Tuesday, September 9, 2008
"Rhetoric about tax cuts and what segment of society should get them is a predictable part of every presidential campaign. ... True long-term reductions don't exist for society as a whole. In fact, the total tax bite--federal, state and local--now stands at one of the highest levels in decades, despite the ostensible rollbacks of the Reagan and Bush years. ... The late, great free-market economist Milton Friedman once asked: 'When is a tax cut not a tax cut?' His answer: 'When the so-called tax cut is accompanied by a larger rise in government spending that in prices.' ... The Kennedy, Reagan and more recent Bush tax cuts were all accompanied by a larger rise in federal spending than in prices. The underlying reason they were only so-called gets back to what we might call Friedman's Law: 'The real cost of government,' he wrote, 'is measured by what the government spends, not by the receipts, labeled taxes. The goods and services it buys are not avaliable for other use.' ... 'Suppose,' Friedman argues, 'government spends $400 billion and raises $350 billion in funds labeled taxes. Who do you suppose pays for the $50 billion difference? The tooth fairy? Hardly. You do.' ... Until our elected offiicals grapple with the spending side of the ledger, talk of 'tax cuts' is just newspeak. ... When taxing and borrowing aren't enough, the [Fed] simply can print money", Gene Epstein (GE) at Barron's, 25 August 2008.
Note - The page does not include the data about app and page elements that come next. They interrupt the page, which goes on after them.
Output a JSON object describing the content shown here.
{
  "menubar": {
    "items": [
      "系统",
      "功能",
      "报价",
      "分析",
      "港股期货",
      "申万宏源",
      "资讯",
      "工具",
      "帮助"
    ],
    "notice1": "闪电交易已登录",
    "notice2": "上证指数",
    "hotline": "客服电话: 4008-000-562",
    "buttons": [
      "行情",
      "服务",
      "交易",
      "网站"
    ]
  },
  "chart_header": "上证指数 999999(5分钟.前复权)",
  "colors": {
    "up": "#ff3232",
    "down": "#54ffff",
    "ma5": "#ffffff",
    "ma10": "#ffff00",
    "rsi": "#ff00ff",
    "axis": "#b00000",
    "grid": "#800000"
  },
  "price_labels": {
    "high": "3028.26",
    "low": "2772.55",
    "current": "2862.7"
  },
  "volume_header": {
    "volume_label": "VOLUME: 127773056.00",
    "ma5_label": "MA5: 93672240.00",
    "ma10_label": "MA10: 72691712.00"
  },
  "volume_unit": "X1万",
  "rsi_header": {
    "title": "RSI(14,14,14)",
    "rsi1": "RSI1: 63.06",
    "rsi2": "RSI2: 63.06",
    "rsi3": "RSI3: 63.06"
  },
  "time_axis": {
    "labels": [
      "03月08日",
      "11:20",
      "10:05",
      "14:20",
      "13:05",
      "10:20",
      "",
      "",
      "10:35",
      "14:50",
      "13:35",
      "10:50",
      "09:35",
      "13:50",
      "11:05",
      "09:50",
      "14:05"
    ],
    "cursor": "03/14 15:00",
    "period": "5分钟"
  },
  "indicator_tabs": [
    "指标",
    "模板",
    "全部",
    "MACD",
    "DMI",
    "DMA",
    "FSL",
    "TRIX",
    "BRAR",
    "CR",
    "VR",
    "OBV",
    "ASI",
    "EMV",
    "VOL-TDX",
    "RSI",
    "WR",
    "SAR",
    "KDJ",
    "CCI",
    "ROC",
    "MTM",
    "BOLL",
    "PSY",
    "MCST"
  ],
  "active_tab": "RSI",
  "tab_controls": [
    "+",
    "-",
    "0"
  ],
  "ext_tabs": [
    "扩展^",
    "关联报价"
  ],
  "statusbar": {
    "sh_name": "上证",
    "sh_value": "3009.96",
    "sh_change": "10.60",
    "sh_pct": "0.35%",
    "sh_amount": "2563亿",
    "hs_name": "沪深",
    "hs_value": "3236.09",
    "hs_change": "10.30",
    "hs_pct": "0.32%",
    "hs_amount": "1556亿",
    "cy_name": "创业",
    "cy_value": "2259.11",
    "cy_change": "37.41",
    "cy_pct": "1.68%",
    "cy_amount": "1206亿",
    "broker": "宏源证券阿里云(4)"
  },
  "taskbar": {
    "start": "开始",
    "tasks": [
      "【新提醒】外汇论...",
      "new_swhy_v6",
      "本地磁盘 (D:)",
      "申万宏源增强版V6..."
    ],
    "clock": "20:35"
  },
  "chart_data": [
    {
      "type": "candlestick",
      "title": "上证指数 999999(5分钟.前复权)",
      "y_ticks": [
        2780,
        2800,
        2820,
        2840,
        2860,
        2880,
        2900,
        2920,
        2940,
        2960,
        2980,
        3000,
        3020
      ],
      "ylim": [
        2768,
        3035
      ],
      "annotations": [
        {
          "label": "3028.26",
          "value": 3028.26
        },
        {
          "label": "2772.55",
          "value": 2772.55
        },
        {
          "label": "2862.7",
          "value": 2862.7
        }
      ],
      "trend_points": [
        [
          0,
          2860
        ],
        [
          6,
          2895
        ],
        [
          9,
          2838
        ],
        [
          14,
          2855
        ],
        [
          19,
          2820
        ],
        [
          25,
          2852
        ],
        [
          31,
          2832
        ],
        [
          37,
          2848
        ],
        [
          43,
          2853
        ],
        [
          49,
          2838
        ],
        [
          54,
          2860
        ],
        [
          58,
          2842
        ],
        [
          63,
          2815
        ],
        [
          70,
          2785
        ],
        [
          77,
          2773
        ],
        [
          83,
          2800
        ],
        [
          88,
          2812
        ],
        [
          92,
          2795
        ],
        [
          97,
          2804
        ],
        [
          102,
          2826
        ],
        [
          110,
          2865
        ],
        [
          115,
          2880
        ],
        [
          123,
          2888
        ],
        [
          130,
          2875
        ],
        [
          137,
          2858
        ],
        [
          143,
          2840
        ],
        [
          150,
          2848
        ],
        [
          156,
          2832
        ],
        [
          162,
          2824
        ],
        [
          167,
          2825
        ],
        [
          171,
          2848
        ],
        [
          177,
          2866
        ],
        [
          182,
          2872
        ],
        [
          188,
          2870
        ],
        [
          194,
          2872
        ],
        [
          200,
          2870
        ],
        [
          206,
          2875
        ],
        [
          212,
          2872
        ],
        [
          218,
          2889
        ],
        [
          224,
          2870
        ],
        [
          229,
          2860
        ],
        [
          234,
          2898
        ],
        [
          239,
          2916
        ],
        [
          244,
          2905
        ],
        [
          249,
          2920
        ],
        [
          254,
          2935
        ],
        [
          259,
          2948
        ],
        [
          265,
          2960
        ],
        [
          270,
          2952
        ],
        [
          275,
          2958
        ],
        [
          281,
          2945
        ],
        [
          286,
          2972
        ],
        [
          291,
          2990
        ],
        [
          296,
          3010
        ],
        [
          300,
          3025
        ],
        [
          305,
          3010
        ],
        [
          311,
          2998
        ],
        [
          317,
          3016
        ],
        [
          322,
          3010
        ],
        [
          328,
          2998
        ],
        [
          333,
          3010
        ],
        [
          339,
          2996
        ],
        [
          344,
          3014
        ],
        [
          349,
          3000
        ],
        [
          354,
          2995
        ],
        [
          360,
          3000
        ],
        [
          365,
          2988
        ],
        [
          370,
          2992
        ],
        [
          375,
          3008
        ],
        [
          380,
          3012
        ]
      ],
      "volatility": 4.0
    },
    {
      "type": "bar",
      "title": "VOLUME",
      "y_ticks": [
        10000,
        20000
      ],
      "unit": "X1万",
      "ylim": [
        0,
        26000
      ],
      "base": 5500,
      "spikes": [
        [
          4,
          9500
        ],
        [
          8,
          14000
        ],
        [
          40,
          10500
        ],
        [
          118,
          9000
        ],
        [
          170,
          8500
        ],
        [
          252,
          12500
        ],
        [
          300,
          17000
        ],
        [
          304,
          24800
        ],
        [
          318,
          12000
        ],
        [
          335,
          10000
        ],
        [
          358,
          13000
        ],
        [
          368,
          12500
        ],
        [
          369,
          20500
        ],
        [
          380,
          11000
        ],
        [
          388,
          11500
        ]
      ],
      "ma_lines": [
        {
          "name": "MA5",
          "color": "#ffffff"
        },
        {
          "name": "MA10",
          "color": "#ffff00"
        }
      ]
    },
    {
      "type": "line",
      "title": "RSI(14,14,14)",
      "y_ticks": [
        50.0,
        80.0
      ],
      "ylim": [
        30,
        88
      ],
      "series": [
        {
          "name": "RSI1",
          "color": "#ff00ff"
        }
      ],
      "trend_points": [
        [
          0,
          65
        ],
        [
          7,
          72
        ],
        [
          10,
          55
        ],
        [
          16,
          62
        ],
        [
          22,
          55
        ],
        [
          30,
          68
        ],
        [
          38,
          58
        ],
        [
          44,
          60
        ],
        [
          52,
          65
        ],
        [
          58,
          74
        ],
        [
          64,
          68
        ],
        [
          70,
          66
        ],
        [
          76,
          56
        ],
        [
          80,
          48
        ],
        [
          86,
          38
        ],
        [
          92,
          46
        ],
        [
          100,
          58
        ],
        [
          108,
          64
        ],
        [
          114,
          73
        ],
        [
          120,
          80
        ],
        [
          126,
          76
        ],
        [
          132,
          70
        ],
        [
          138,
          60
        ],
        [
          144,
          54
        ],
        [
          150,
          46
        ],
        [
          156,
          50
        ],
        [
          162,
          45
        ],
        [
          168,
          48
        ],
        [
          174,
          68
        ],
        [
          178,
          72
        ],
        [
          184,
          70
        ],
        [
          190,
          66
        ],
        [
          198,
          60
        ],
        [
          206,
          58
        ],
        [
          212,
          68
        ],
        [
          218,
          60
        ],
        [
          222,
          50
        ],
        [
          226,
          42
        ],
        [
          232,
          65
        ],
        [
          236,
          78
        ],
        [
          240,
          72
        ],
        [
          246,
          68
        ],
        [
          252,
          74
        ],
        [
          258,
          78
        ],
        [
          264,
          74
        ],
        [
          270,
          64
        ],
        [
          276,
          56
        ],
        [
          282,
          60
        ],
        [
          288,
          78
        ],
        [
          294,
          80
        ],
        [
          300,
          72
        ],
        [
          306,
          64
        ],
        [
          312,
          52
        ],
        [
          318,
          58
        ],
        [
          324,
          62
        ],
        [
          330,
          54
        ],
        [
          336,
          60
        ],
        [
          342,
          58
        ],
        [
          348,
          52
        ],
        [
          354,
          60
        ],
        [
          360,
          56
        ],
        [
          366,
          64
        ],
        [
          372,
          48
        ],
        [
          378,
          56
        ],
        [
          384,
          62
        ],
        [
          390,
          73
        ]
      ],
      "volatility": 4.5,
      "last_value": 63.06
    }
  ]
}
I agree with GE and Uncle Miltie who said this about 30 years ago. There are no tax cuts. The "stimulus" that some people think comes from Keynesian deficit spending is only an artifact of GDP measurement with does not adequately consider capital consumption.